### AIM OF THE EXERCISE:
Scan the records for lines with the word "Pegar", and copy every such line.
============================================================
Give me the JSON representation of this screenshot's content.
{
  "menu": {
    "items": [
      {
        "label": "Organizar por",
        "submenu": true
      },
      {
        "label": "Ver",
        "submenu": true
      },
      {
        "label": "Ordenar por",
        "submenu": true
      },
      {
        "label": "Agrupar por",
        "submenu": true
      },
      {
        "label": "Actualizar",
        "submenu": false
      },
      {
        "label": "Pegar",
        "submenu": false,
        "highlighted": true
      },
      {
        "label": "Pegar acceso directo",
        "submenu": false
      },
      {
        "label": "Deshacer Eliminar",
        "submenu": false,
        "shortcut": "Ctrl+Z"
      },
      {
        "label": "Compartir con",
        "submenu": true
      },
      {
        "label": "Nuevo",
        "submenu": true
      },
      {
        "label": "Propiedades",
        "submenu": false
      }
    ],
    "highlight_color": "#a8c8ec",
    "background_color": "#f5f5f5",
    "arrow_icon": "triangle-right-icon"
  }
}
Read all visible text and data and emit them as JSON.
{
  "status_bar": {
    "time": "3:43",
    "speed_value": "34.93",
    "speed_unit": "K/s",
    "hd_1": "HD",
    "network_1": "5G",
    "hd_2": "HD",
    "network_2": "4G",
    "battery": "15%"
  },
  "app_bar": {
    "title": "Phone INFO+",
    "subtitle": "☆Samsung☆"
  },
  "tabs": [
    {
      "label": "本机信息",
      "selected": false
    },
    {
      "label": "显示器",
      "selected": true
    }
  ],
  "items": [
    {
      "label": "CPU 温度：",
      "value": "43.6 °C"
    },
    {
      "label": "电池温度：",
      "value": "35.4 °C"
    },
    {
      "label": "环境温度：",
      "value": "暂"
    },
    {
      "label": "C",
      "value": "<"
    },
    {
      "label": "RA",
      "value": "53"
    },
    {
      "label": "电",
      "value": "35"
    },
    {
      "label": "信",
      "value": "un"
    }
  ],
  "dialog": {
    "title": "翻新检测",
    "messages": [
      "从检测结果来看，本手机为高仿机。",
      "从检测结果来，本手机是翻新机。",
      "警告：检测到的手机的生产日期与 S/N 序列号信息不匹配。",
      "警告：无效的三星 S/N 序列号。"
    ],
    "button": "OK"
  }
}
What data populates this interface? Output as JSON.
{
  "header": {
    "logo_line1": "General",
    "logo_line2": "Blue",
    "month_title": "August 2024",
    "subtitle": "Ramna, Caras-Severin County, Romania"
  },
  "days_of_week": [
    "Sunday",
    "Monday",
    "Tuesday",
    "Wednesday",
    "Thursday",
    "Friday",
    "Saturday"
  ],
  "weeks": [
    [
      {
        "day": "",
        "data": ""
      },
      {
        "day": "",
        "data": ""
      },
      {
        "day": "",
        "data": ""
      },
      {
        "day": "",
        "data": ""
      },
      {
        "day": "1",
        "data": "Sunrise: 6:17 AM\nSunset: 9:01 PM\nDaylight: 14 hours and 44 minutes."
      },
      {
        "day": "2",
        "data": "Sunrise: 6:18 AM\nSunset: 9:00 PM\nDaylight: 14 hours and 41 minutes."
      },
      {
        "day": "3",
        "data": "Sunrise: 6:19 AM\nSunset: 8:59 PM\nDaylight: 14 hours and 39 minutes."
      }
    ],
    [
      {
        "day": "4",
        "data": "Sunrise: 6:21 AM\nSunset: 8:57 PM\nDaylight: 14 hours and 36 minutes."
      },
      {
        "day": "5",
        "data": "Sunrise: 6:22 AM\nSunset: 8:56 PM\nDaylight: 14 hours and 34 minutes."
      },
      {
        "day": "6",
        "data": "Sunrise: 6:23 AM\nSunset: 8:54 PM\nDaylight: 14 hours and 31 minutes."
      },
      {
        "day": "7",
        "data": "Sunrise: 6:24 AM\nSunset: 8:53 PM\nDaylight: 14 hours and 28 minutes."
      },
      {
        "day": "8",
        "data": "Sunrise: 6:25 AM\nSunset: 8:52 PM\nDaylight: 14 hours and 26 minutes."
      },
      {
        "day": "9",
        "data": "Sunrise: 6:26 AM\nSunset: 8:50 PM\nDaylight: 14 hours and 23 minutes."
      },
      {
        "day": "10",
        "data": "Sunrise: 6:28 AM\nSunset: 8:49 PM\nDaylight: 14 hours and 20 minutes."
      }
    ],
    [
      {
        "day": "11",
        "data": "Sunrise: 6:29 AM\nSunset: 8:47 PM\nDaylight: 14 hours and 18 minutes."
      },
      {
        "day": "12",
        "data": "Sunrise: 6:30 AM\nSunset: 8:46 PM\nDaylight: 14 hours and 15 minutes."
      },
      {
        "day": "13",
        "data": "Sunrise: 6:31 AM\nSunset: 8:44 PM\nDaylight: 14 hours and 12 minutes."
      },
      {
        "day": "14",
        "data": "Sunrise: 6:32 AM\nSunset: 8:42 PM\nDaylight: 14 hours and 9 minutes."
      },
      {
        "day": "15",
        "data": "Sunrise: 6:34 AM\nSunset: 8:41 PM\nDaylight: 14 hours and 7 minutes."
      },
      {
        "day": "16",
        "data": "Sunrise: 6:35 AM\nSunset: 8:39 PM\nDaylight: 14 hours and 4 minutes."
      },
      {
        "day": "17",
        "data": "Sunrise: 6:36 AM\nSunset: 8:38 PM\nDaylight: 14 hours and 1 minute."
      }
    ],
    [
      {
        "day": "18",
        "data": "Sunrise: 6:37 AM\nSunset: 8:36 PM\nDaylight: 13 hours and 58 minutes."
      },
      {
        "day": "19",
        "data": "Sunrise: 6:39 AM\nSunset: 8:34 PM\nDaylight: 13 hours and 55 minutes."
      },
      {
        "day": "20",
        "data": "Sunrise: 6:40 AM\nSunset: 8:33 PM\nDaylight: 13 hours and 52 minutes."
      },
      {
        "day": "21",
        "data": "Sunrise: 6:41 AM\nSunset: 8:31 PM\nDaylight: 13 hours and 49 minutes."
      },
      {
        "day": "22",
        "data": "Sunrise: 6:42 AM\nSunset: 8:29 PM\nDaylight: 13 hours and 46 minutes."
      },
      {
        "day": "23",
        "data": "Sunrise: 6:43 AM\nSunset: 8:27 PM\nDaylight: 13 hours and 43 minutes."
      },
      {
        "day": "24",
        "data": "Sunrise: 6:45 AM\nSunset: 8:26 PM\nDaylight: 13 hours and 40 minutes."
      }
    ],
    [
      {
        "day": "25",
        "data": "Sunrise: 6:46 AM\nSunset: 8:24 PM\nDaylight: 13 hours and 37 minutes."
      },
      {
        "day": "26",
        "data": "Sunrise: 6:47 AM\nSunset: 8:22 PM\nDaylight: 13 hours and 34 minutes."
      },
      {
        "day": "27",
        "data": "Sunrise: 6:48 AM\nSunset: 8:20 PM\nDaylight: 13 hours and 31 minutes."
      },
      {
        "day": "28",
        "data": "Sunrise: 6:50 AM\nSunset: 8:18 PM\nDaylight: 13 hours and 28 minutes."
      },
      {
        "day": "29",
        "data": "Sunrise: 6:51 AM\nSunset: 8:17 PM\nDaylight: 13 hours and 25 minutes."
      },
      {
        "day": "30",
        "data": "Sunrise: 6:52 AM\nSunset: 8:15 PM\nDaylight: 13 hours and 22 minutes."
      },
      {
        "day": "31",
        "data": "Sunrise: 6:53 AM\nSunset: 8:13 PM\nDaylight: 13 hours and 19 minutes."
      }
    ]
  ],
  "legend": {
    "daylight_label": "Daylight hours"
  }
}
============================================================
### EXPECTED ANSWER:
        "label": "Pegar",
        "label": "Pegar acceso directo",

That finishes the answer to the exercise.